DIRECTIONS FOR THIS TASK: Produce an exact copy of all the data below, dropping every image.

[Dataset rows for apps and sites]
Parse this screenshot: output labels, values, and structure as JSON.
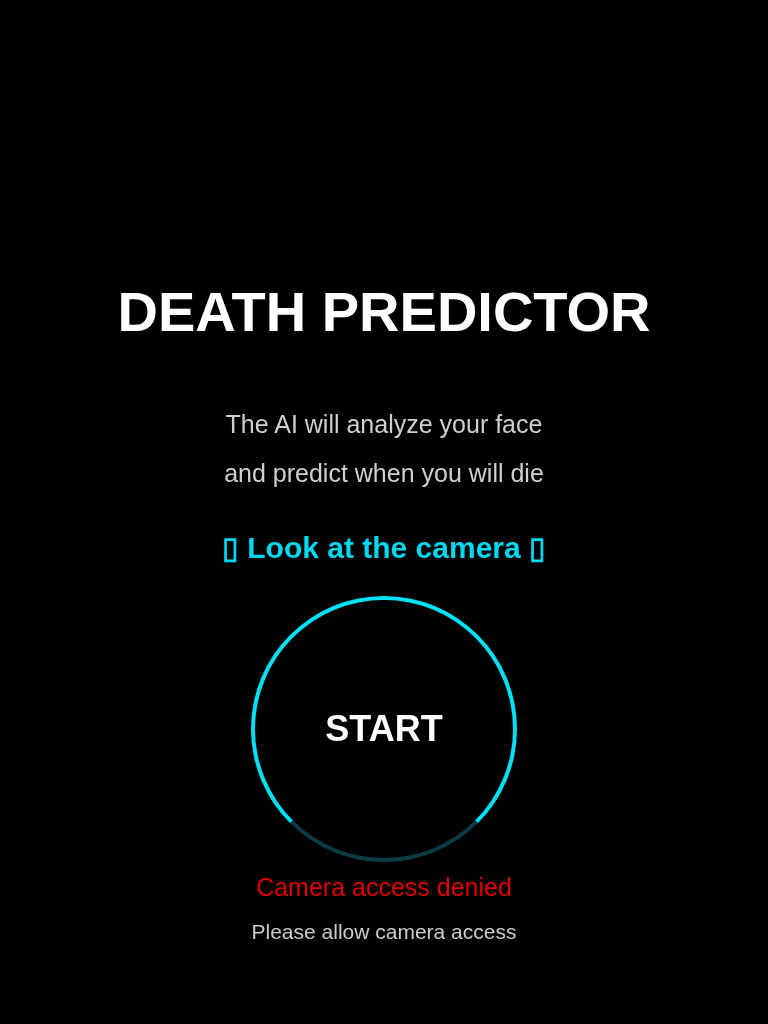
{
  "title": "DEATH PREDICTOR",
  "subtitle_lines": [
    "The AI will analyze your face",
    "and predict when you will die"
  ],
  "hint": "▯ Look at the camera ▯",
  "start_button": "START",
  "error": "Camera access denied",
  "note": "Please allow camera access"
}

OUTPUT FOR THIS TASK:
Parse this screenshot: output labels, values, and structure as JSON.
{
  "title": "DEATH PREDICTOR",
  "subtitle_lines": [
    "The AI will analyze your face",
    "and predict when you will die"
  ],
  "hint": "▯ Look at the camera ▯",
  "start_button": "START",
  "error": "Camera access denied",
  "note": "Please allow camera access"
}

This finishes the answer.